"A man wants food."
Translation:Teastaíonn bia ó fhear.
If the following noun is without an article, then these prepositions will lenite the noun: a, de, do, faoi, mar, ó, roimh, trí, and um. There are particular rules for the prepositions ar, gan, idir, and thar; sometimes they’ll lenite the following noun, and sometimes they won’t.
OK. I will cross that bridge when I come to it. Right now, genitive is looming.
Jesus i am fluent in irish and im fairly sure its tà an fear ag iarradh bia. Teastaìonn bia ò fear means food is needed off a man
The construction is "Teastaíonn [something] ó [someone]", or "Tá [something] ó [someone]".
What you wrote would translate something like "He wants a man, food."
Teastaionn fear bia seems to me to be a better translation . 'O fhear' translates of man
Teastaionn fear bia doesn't mean anything in Irish, but if it did, it would be closer to "food-man is wanted" than "a man wants food".

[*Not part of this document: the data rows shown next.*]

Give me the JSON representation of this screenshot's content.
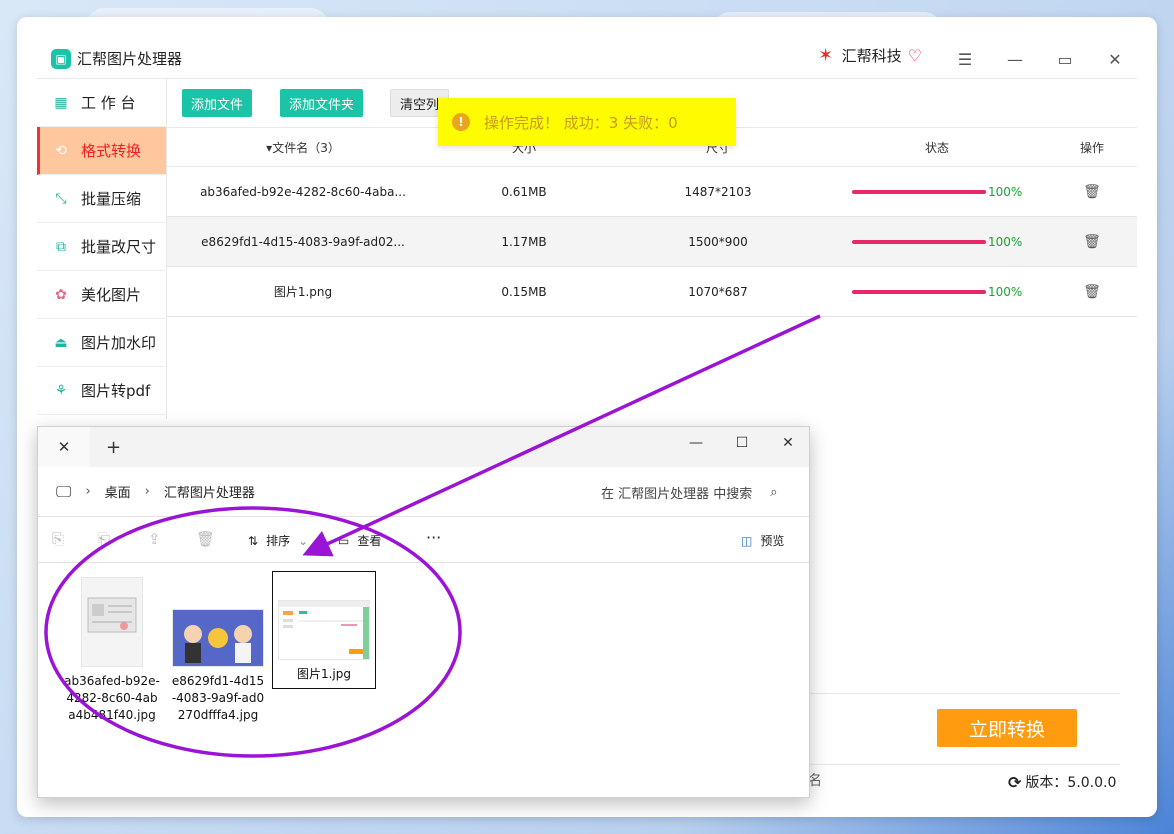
{
  "app": {
    "title": "汇帮图片处理器",
    "brand": "汇帮科技",
    "sidebar": [
      {
        "label": "工 作 台",
        "icon": "grid-icon"
      },
      {
        "label": "格式转换",
        "icon": "convert-icon",
        "active": true
      },
      {
        "label": "批量压缩",
        "icon": "compress-icon"
      },
      {
        "label": "批量改尺寸",
        "icon": "resize-icon"
      },
      {
        "label": "美化图片",
        "icon": "beautify-icon"
      },
      {
        "label": "图片加水印",
        "icon": "watermark-icon"
      },
      {
        "label": "图片转pdf",
        "icon": "pdf-icon"
      }
    ],
    "toolbar": {
      "add_file": "添加文件",
      "add_folder": "添加文件夹",
      "clear_list": "清空列"
    },
    "toast": "操作完成！ 成功：3   失败：0",
    "table": {
      "headers": {
        "name": "文件名（3）",
        "size": "大小",
        "dimension": "尺寸",
        "status": "状态",
        "action": "操作"
      },
      "rows": [
        {
          "name": "ab36afed-b92e-4282-8c60-4aba...",
          "size": "0.61MB",
          "dimension": "1487*2103",
          "progress": "100%"
        },
        {
          "name": "e8629fd1-4d15-4083-9a9f-ad02...",
          "size": "1.17MB",
          "dimension": "1500*900",
          "progress": "100%"
        },
        {
          "name": "图片1.png",
          "size": "0.15MB",
          "dimension": "1070*687",
          "progress": "100%"
        }
      ]
    },
    "convert_button": "立即转换",
    "version": "版本：5.0.0.0",
    "stub_char": "名"
  },
  "explorer": {
    "breadcrumb": [
      "桌面",
      "汇帮图片处理器"
    ],
    "search_placeholder": "在 汇帮图片处理器 中搜索",
    "sort_label": "排序",
    "view_label": "查看",
    "more_label": "···",
    "preview_label": "预览",
    "files": [
      {
        "name": "ab36afed-b92e-4282-8c60-4aba4b481f40.jpg"
      },
      {
        "name": "e8629fd1-4d15-4083-9a9f-ad0270dfffa4.jpg"
      },
      {
        "name": "图片1.jpg",
        "selected": true
      }
    ]
  },
  "colors": {
    "accent_teal": "#1bc3a7",
    "active_bg": "#ffc79e",
    "progress": "#e8286a",
    "convert": "#ff9b0f",
    "toast_bg": "#fffb00",
    "annotation": "#9b14d6"
  }
}
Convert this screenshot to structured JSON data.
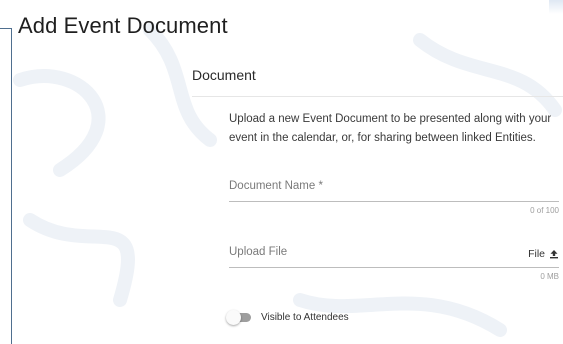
{
  "dialog": {
    "title": "Add Event Document"
  },
  "section": {
    "label": "Document",
    "description": "Upload a new Event Document to be presented along with your event in the calendar, or, for sharing between linked Entities."
  },
  "fields": {
    "document_name": {
      "label": "Document Name *",
      "counter": "0 of 100"
    },
    "upload_file": {
      "label": "Upload File",
      "action_label": "File",
      "action_icon": "upload-icon",
      "size": "0 MB"
    }
  },
  "toggle": {
    "label": "Visible to Attendees",
    "checked": false
  },
  "colors": {
    "frame_line": "#4f6f8f",
    "toggle_track": "#9e9e9e",
    "underline": "#bdbdbd"
  }
}
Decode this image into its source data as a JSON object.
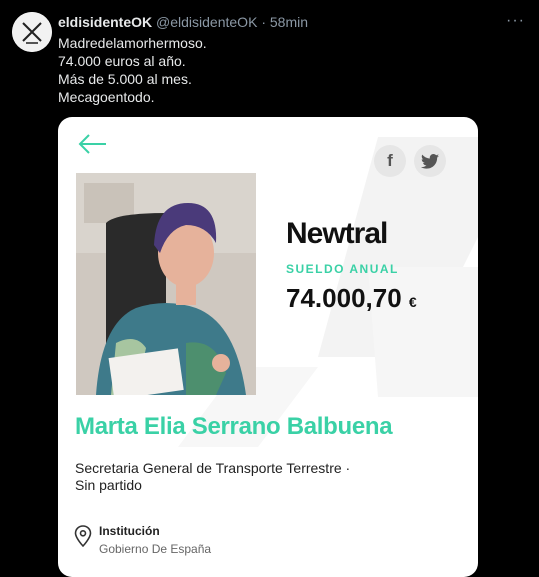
{
  "tweet": {
    "display_name": "eldisidenteOK",
    "handle": "@eldisidenteOK",
    "separator": "·",
    "time": "58min",
    "more_icon": "more-icon",
    "lines": [
      "Madredelamorhermoso.",
      "74.000 euros al año.",
      "Más de 5.000 al mes.",
      "Mecagoentodo."
    ]
  },
  "card": {
    "back_icon": "arrow-left-icon",
    "facebook_glyph": "f",
    "brand": "Newtral",
    "salary_label": "SUELDO ANUAL",
    "salary_value": "74.000,70",
    "salary_currency": "€",
    "person_name": "Marta Elia Serrano Balbuena",
    "role_line1": "Secretaria General de Transporte Terrestre ·",
    "role_line2": "Sin partido",
    "institution_label": "Institución",
    "institution_value": "Gobierno De España"
  },
  "colors": {
    "accent": "#3ad1a6",
    "background": "#000000",
    "card": "#ffffff",
    "muted": "#8b98a5"
  }
}
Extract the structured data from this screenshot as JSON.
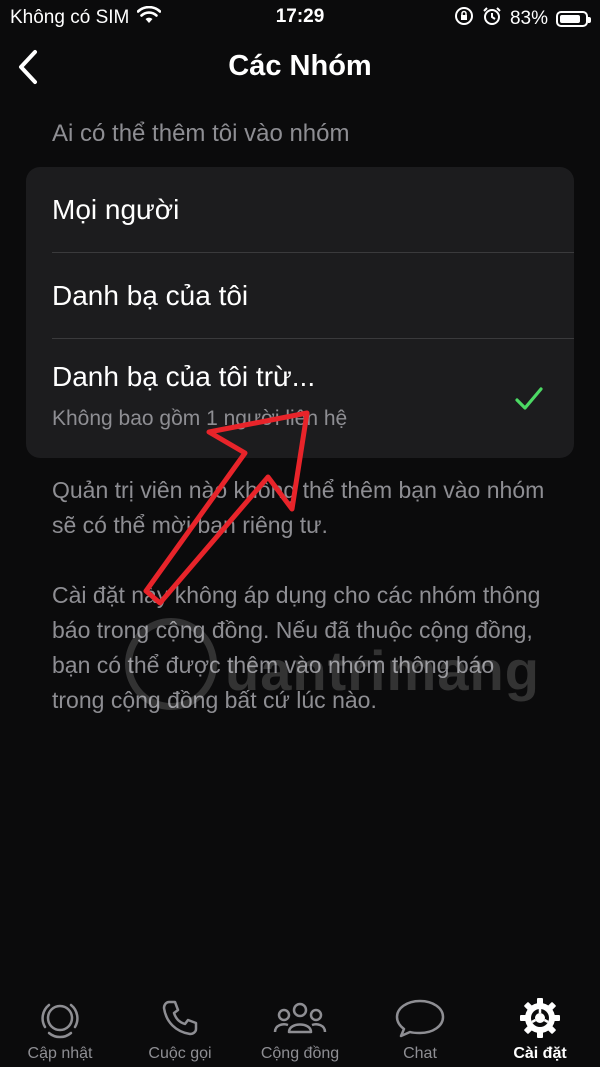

The subject of the English verb "want" is the thing/person that is doing the wanting ("a man"). The subject of the Irish verb teastaigh is the thing that is wanted ("food", in this case).
ó fhear generally means "from a man", but in this case it means "by a man". About the only time that ó would mean "of" is in a phrase like "out of" (ní raibh sé ó bhaol go fóill - "he wasn't out of danger yet"), though there are bound to be examples where "of" and "from" overlap enough in English, that ó could be interpreted as "of".